Though it’s likely that most of the people in the market for a high-end handbuilt frame are likely to go for a fully custom build, BTR is now offering the bike complete with a pick of parts that the team reckon complement the frame.
That means a Marzocchi 350CR fork up front, a Renthal cockpit with 740mm bar, Shimano M506 disc brakes and SRAM GX drivetrain. The wheels are handbuilt by August Bicycles and have 28.8mm internal width Ryde Trace Enduro rims paired to August hubs, shod with a Maxxis High Roller II up front and a faster-rolling Ardent at the back. They’re tubeless ready and also use the reinforced EXO casing.
It’s not flashy, big ticket stuff but it works just as well. At 28.2lb/12.8kg without pedals it also means there’s room to drop some weight should you wish to, but even in stock forms it’s robust enough to cope with an absolute battering without being knocked off line.
Clattering down descents at maximum attack is what the bike encourages you to do too. It’s no bendy, traditionally skinny-tubed steel machine, but it certainly feels less violently harsh than a comparable alloy bike.
For all-out descending madness, some might like a bit more reach but it’s a good compromise between involving you in the ride and outright stability. I'm 5ft 8in / 173cm, and felt the 150mm long head tube of the large frame was possibly a touch tall to weight the front wheel without a conscious effort on flatter twisty trails, but that does encourage you to ride the front, especially on steeps.
The slack head angle means it’s utterly competent there too, with the well-damped and supportive fork helping sustain this sensation. It’s happy to pop and hop over obstacles, with a dynamic feel that never trips over into nervousness, and it’s perfectly happy when hauling back uphill too.
It’s hard to avoid the mention of value, as there are a lot of excellent complete bikes you could buy for the price of the Ranger's frame. However, if you value being able to talk directly with the people who will make your bike, discuss every detail or even head down to a small workshop in the British countryside and watch your frame take shape, then it’s likely the Ranger will be right up your street.
It works beautifully as a piece of machinery, rides very well and is tough enough to last a lifetime.
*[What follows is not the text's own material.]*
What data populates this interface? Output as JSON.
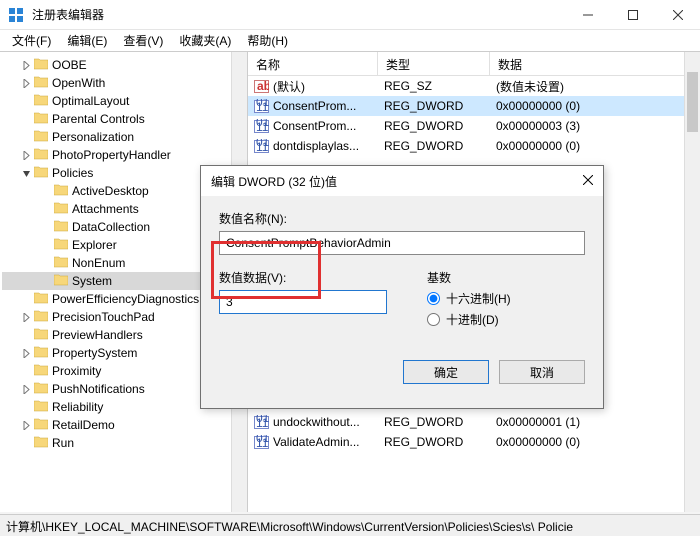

But it’s also a work of art that’s liable to make you smile without even having to swing a leg over it.
This article was originally published in What Mountain Bike magazine.